*TASK INSTRUCTIONS*. Among the entries below, find every line that has "placeholder" and pull it out.
[[ MATERIAL SHOWN, beginning ]]
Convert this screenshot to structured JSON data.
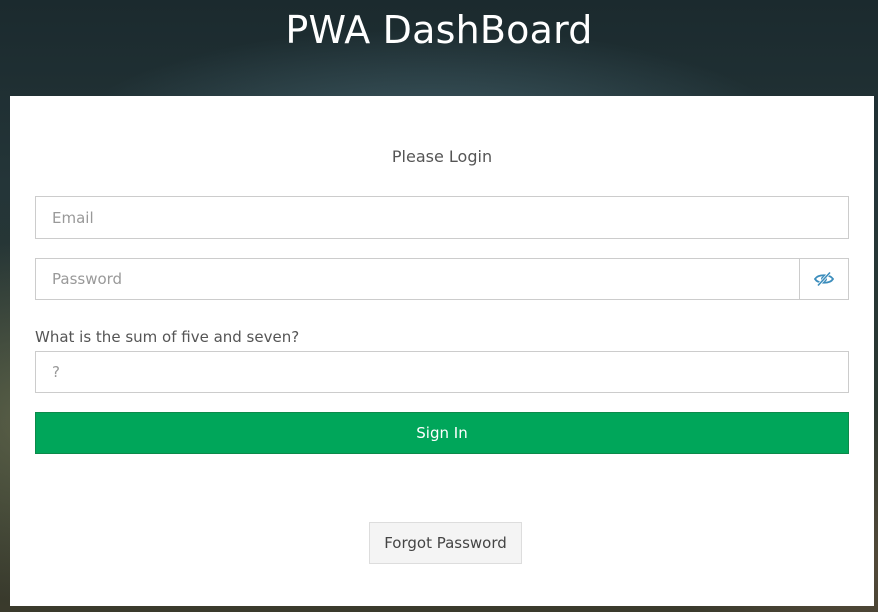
{
  "app": {
    "title": "PWA DashBoard"
  },
  "login": {
    "heading": "Please Login",
    "email": {
      "placeholder": "Email",
      "value": ""
    },
    "password": {
      "placeholder": "Password",
      "value": "",
      "toggle_icon": "eye-slash-icon"
    },
    "captcha": {
      "question": "What is the sum of five and seven?",
      "placeholder": "?",
      "value": ""
    },
    "signin_label": "Sign In",
    "forgot_label": "Forgot Password"
  },
  "colors": {
    "primary_action": "#00a65a",
    "icon_accent": "#3c8dbc",
    "panel_background": "#ffffff"
  }
}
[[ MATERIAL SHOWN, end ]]
*RESULT OF THIS TASK*.
      "placeholder": "Email",
      "placeholder": "Password",
      "placeholder": "?",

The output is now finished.